What is expected. Please go through the records below and return every line holding the word "password".

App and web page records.
● ● ● ● ● ● ●
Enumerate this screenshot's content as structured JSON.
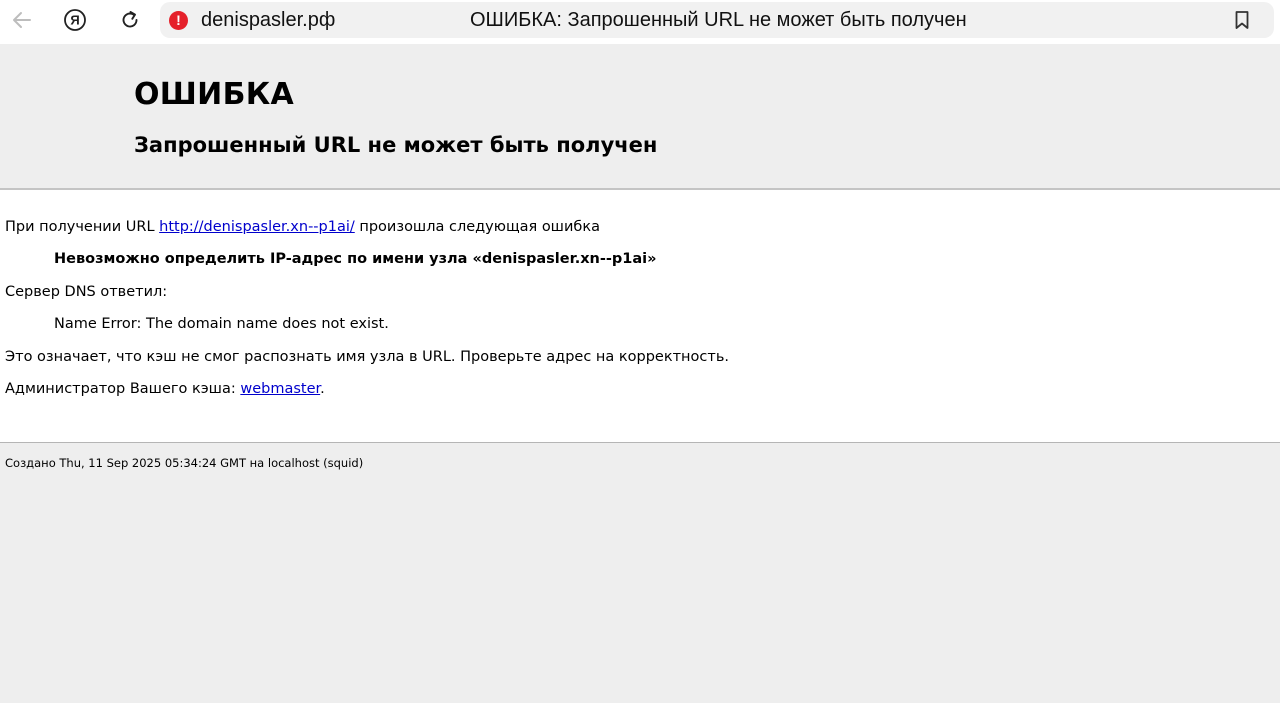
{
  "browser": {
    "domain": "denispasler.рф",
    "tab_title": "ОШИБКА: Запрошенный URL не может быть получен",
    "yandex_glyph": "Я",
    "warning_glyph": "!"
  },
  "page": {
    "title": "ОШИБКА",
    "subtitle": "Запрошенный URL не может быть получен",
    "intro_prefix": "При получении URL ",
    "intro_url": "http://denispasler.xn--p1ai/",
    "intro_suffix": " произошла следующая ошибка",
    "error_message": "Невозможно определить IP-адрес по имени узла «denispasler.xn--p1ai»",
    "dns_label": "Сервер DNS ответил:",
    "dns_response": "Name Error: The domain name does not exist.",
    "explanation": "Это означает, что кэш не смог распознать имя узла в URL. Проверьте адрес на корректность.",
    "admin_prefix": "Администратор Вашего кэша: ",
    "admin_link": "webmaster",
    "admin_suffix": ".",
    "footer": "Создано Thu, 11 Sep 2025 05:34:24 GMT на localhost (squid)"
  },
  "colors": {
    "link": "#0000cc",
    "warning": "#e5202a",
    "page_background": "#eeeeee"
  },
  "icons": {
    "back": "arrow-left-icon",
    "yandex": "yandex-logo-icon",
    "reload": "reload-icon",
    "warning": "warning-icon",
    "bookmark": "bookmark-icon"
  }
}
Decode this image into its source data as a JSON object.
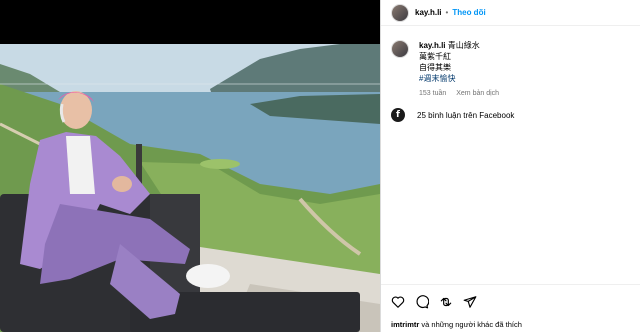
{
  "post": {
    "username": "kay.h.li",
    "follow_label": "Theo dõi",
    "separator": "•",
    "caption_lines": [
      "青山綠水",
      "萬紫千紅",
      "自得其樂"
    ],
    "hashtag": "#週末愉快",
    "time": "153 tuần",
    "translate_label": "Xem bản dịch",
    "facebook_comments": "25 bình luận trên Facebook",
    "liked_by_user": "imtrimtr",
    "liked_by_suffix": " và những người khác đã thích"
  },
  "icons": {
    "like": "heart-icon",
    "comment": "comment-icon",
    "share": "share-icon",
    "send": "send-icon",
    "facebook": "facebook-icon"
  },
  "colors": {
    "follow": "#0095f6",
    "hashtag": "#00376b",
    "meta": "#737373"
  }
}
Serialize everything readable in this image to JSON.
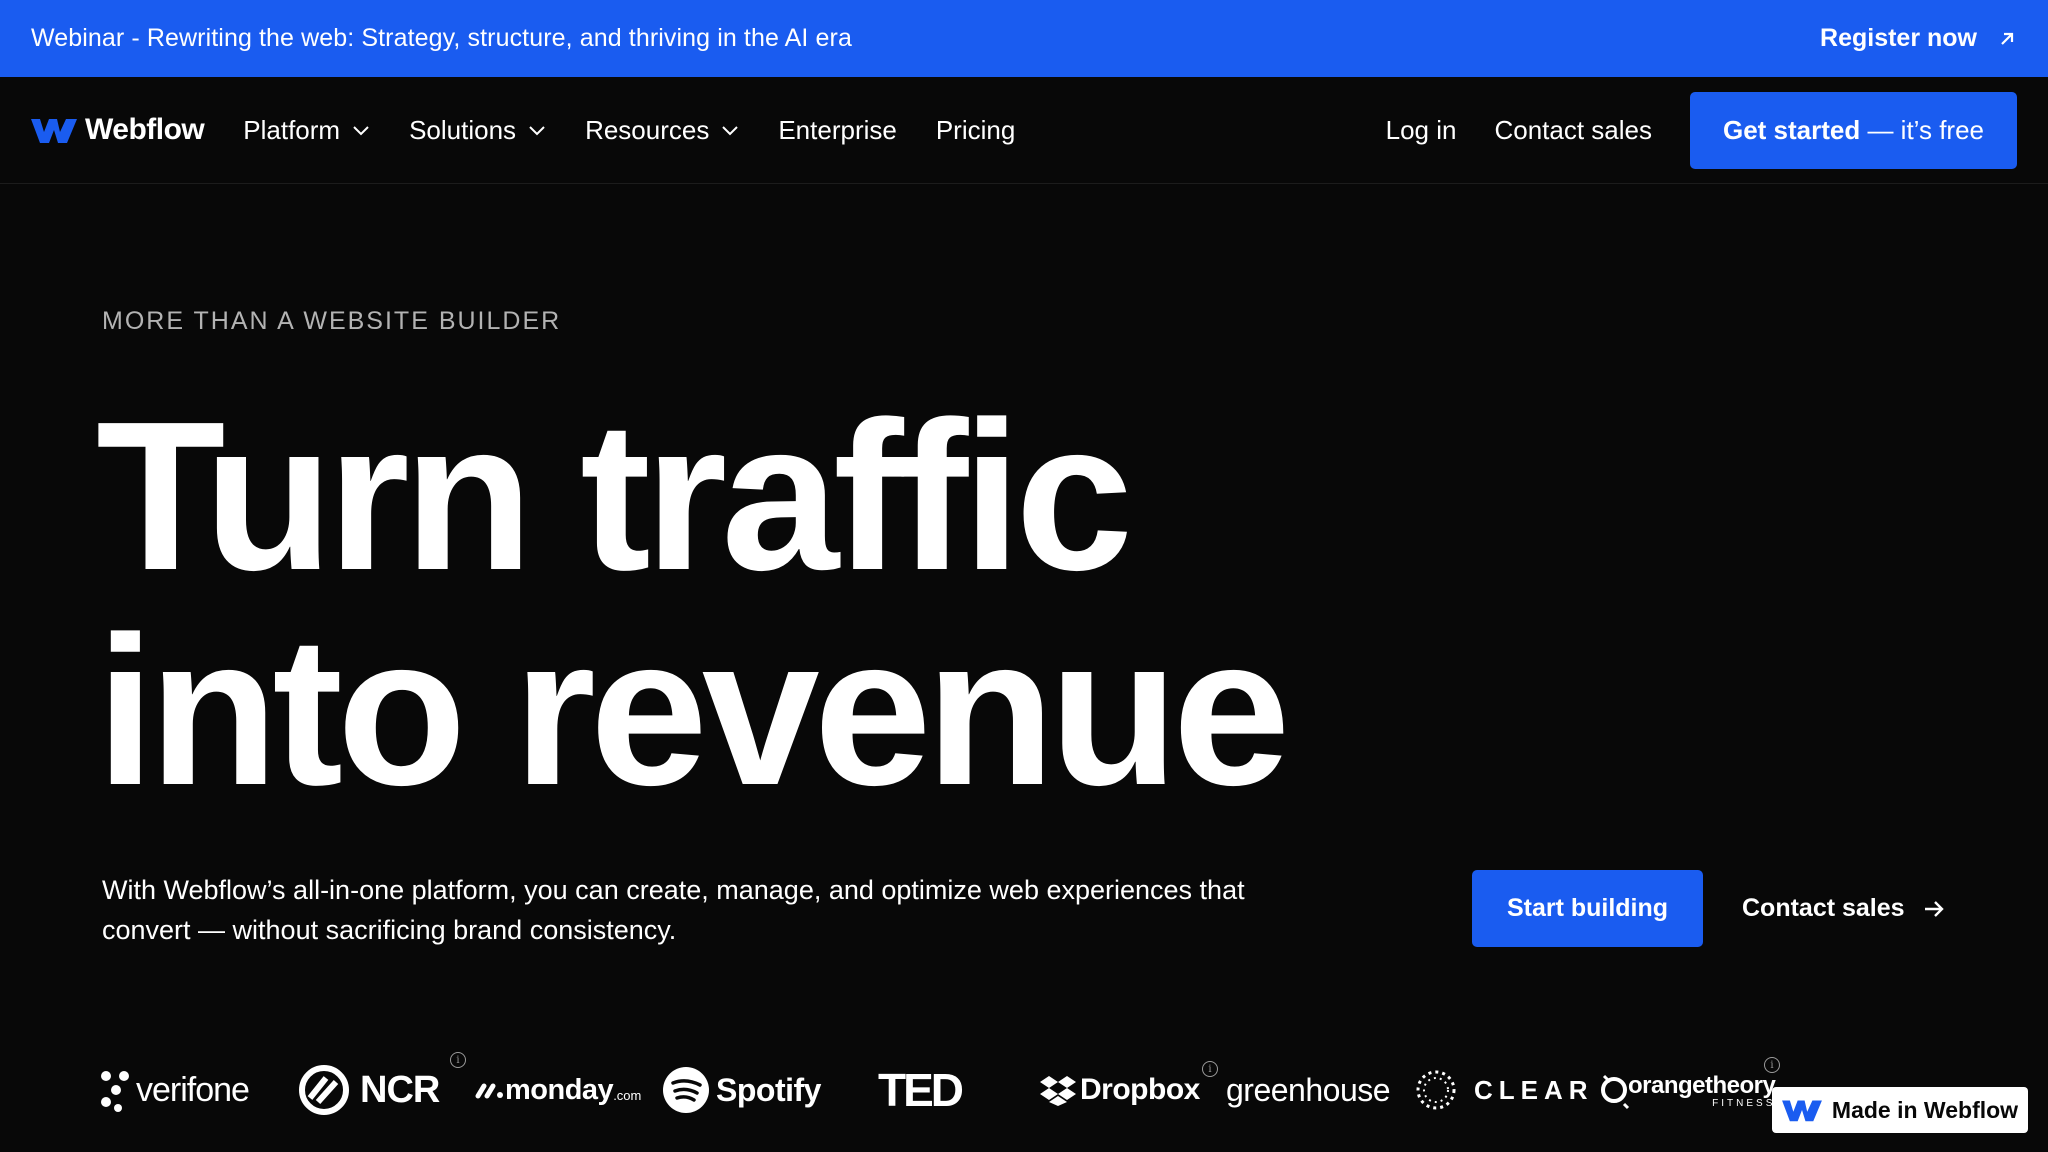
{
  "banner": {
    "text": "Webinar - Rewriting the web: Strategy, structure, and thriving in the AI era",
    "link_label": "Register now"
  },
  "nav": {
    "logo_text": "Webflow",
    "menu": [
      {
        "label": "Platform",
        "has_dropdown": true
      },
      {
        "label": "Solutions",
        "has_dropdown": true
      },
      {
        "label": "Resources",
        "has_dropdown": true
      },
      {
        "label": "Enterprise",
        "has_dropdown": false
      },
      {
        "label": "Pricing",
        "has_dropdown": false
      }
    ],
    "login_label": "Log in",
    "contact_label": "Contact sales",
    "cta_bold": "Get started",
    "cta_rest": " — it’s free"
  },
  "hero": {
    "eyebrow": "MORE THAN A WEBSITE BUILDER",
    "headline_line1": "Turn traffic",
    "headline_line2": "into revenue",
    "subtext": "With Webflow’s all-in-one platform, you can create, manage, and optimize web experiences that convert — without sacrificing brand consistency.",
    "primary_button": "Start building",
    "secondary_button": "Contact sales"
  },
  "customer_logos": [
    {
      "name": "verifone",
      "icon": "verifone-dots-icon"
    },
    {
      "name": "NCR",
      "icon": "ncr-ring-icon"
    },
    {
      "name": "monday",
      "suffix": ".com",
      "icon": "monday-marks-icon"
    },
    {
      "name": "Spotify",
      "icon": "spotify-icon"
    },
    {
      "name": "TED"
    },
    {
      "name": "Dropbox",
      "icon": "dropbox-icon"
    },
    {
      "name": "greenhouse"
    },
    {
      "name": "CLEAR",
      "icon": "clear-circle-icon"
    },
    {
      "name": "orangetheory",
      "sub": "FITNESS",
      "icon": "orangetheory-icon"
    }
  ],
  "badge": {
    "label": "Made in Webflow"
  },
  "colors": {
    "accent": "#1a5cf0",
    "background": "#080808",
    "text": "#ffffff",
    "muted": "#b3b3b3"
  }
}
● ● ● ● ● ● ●
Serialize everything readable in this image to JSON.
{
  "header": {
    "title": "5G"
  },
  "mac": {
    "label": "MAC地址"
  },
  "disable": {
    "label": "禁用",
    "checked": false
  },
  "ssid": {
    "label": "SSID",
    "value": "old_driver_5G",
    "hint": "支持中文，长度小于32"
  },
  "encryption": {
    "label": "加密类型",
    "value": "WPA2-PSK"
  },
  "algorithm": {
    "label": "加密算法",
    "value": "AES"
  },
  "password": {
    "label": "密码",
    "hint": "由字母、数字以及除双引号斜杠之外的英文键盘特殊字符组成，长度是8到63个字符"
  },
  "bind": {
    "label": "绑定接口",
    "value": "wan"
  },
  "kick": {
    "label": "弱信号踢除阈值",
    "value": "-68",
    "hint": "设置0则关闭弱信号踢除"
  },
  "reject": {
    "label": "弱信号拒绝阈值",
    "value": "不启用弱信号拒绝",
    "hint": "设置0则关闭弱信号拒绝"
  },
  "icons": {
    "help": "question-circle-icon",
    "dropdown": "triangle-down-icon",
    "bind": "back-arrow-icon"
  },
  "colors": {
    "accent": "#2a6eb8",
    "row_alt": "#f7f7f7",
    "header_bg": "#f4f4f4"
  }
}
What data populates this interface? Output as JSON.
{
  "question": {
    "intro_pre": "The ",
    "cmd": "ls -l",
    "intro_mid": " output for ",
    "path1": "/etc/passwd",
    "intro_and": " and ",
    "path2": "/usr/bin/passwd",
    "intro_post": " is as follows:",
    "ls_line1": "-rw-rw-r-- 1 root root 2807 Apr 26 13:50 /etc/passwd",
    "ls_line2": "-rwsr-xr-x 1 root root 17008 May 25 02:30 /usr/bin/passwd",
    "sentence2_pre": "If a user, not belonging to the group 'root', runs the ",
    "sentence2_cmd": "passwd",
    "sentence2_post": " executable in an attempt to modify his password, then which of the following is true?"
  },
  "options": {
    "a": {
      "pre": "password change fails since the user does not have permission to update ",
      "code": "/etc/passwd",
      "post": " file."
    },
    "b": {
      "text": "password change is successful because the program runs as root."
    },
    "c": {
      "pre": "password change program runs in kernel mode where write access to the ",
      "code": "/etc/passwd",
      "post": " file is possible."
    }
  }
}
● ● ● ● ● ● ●
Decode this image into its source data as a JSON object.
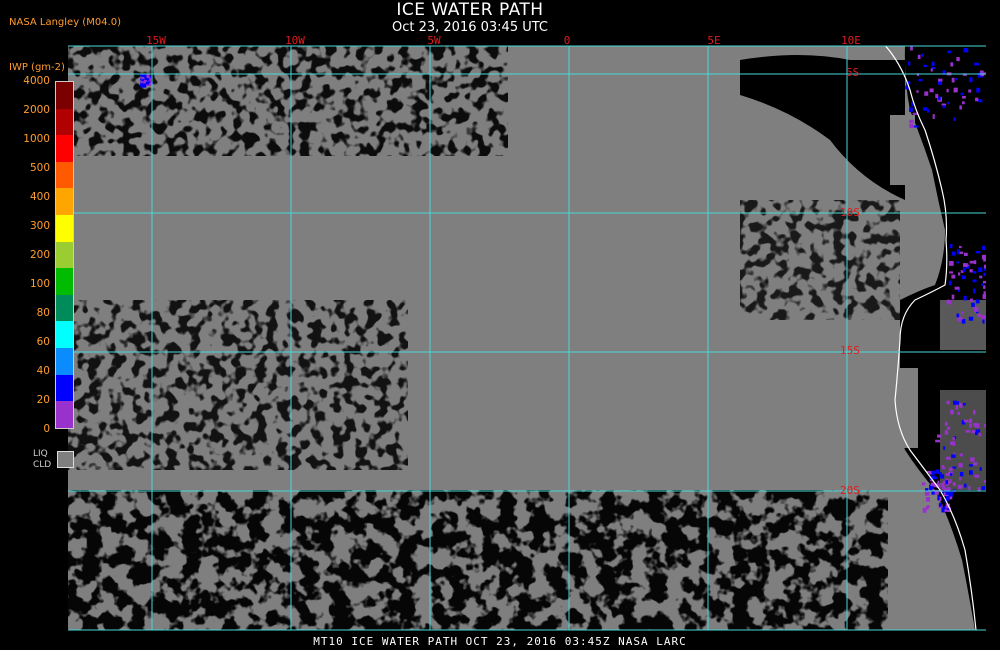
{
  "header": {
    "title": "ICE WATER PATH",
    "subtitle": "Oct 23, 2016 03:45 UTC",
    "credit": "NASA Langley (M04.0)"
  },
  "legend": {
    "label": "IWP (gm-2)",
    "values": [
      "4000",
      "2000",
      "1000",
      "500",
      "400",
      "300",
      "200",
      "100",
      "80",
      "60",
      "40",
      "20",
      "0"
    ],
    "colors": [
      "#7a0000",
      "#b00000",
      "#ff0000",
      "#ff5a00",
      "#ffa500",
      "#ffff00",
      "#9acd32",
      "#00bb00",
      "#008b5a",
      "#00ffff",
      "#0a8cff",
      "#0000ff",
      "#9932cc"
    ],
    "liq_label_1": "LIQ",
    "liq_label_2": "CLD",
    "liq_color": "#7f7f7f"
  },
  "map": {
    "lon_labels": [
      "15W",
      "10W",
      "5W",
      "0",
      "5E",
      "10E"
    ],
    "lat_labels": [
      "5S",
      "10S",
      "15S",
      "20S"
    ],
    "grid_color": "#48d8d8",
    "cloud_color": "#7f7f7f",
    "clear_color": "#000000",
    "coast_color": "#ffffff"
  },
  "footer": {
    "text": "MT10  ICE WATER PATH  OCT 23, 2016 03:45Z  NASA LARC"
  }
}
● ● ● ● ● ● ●
Result of this task.
  "password": {
    "sentence2_post": " executable in an attempt to modify his password, then which of the following is true?"
      "pre": "password change fails since the user does not have permission to update ",
      "text": "password change is successful because the program runs as root."
      "pre": "password change program runs in kernel mode where write access to the ",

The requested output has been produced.